■ Exercise requirements ■
Please write out all the entries exactly, without the pictures.

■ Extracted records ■
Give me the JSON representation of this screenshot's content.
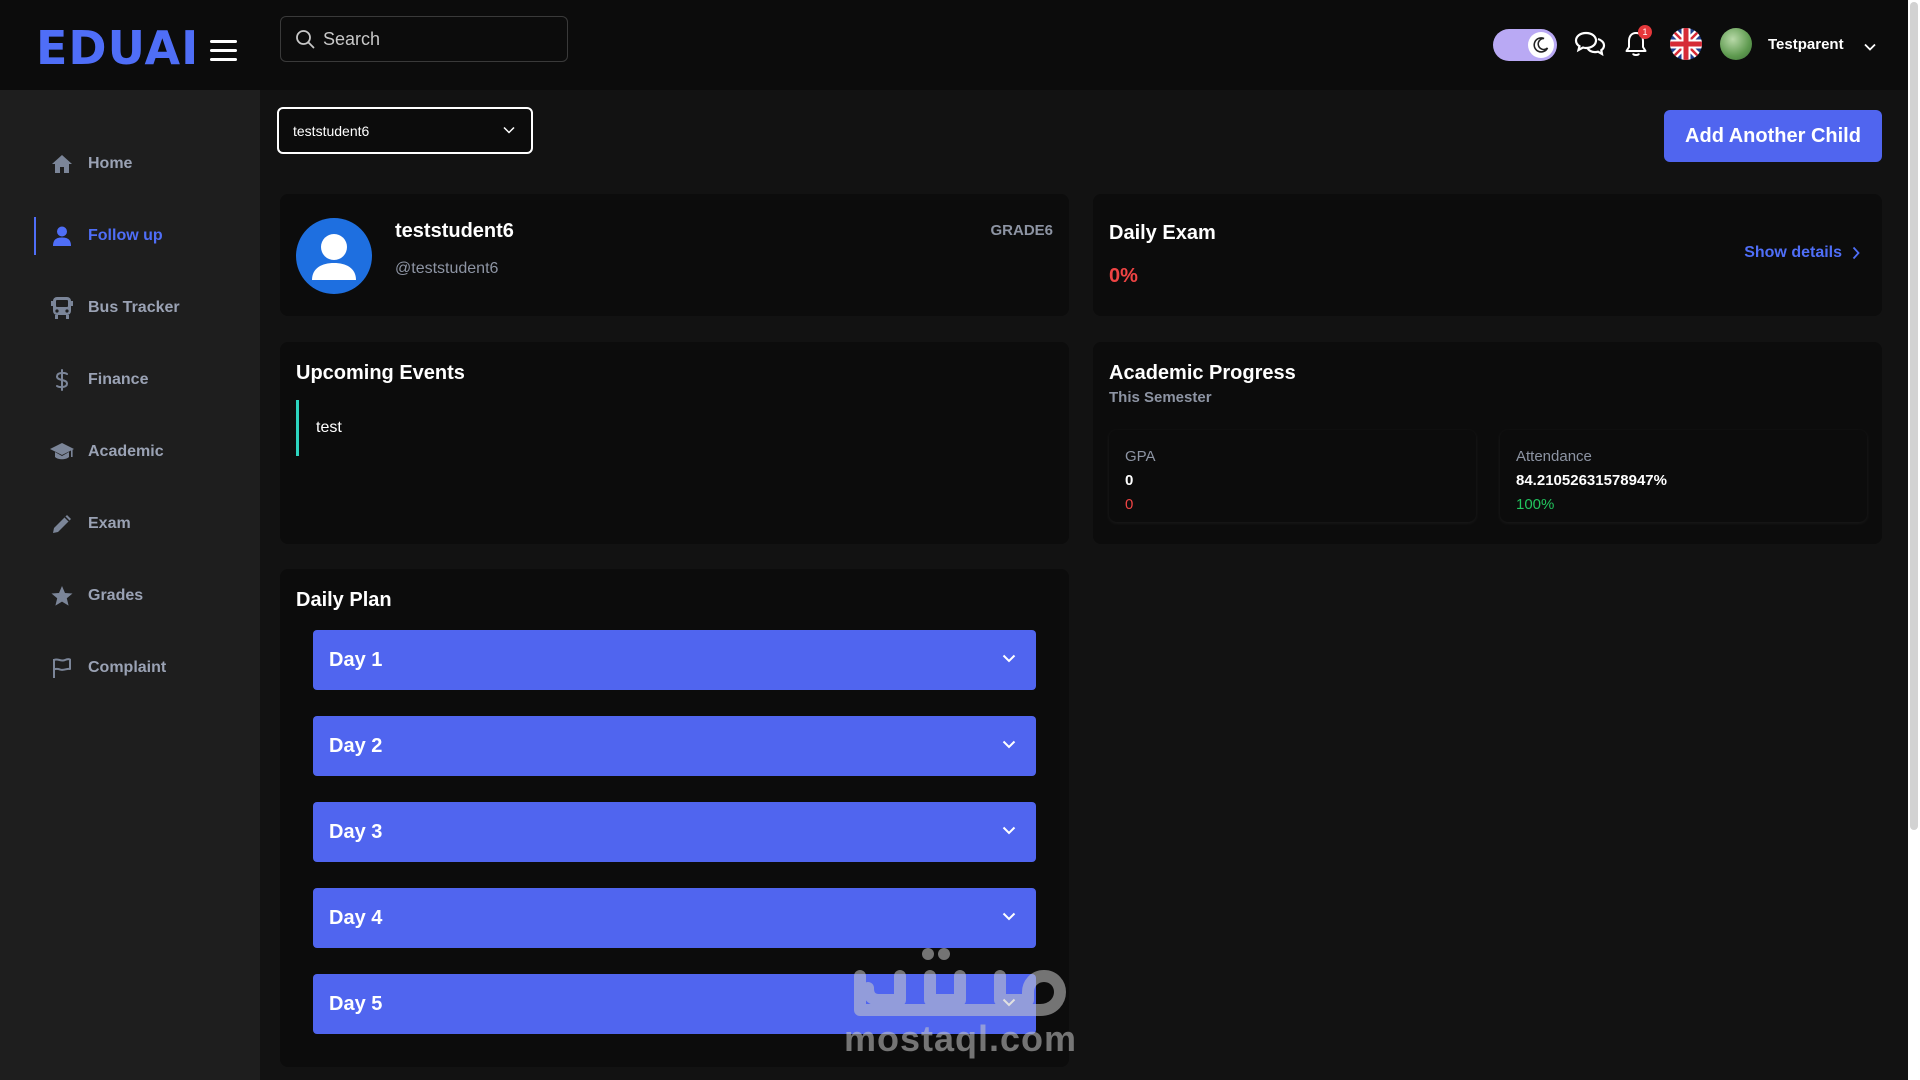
{
  "brand": {
    "logo_text": "EDUAI",
    "accent_color": "#5065ef"
  },
  "sidebar": {
    "items": [
      {
        "label": "Home",
        "icon": "home-icon",
        "active": false
      },
      {
        "label": "Follow up",
        "icon": "user-icon",
        "active": true
      },
      {
        "label": "Bus Tracker",
        "icon": "bus-icon",
        "active": false
      },
      {
        "label": "Finance",
        "icon": "dollar-icon",
        "active": false
      },
      {
        "label": "Academic",
        "icon": "graduation-cap-icon",
        "active": false
      },
      {
        "label": "Exam",
        "icon": "pencil-icon",
        "active": false
      },
      {
        "label": "Grades",
        "icon": "star-icon",
        "active": false
      },
      {
        "label": "Complaint",
        "icon": "flag-icon",
        "active": false
      }
    ]
  },
  "topbar": {
    "search_placeholder": "Search",
    "notification_count": "1",
    "username": "Testparent"
  },
  "child_select": {
    "selected": "teststudent6"
  },
  "add_child_label": "Add Another Child",
  "profile": {
    "name": "teststudent6",
    "handle": "@teststudent6",
    "grade": "GRADE6"
  },
  "daily_exam": {
    "title": "Daily Exam",
    "value": "0%",
    "link_label": "Show details"
  },
  "upcoming_events": {
    "title": "Upcoming Events",
    "items": [
      "test"
    ]
  },
  "academic_progress": {
    "title": "Academic Progress",
    "subtitle": "This Semester",
    "gpa": {
      "label": "GPA",
      "value": "0",
      "sub": "0"
    },
    "attendance": {
      "label": "Attendance",
      "value": "84.21052631578947%",
      "sub": "100%"
    }
  },
  "daily_plan": {
    "title": "Daily Plan",
    "days": [
      "Day 1",
      "Day 2",
      "Day 3",
      "Day 4",
      "Day 5"
    ]
  },
  "watermark": {
    "text": "mostaql.com"
  }
}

■ Result of this task ■
Give me the JSON representation of this screenshot's content.
{
  "brand": {
    "logo_text": "EDUAI",
    "accent_color": "#5065ef"
  },
  "sidebar": {
    "items": [
      {
        "label": "Home",
        "icon": "home-icon",
        "active": false
      },
      {
        "label": "Follow up",
        "icon": "user-icon",
        "active": true
      },
      {
        "label": "Bus Tracker",
        "icon": "bus-icon",
        "active": false
      },
      {
        "label": "Finance",
        "icon": "dollar-icon",
        "active": false
      },
      {
        "label": "Academic",
        "icon": "graduation-cap-icon",
        "active": false
      },
      {
        "label": "Exam",
        "icon": "pencil-icon",
        "active": false
      },
      {
        "label": "Grades",
        "icon": "star-icon",
        "active": false
      },
      {
        "label": "Complaint",
        "icon": "flag-icon",
        "active": false
      }
    ]
  },
  "topbar": {
    "search_placeholder": "Search",
    "notification_count": "1",
    "username": "Testparent"
  },
  "child_select": {
    "selected": "teststudent6"
  },
  "add_child_label": "Add Another Child",
  "profile": {
    "name": "teststudent6",
    "handle": "@teststudent6",
    "grade": "GRADE6"
  },
  "daily_exam": {
    "title": "Daily Exam",
    "value": "0%",
    "link_label": "Show details"
  },
  "upcoming_events": {
    "title": "Upcoming Events",
    "items": [
      "test"
    ]
  },
  "academic_progress": {
    "title": "Academic Progress",
    "subtitle": "This Semester",
    "gpa": {
      "label": "GPA",
      "value": "0",
      "sub": "0"
    },
    "attendance": {
      "label": "Attendance",
      "value": "84.21052631578947%",
      "sub": "100%"
    }
  },
  "daily_plan": {
    "title": "Daily Plan",
    "days": [
      "Day 1",
      "Day 2",
      "Day 3",
      "Day 4",
      "Day 5"
    ]
  },
  "watermark": {
    "text": "mostaql.com"
  }
}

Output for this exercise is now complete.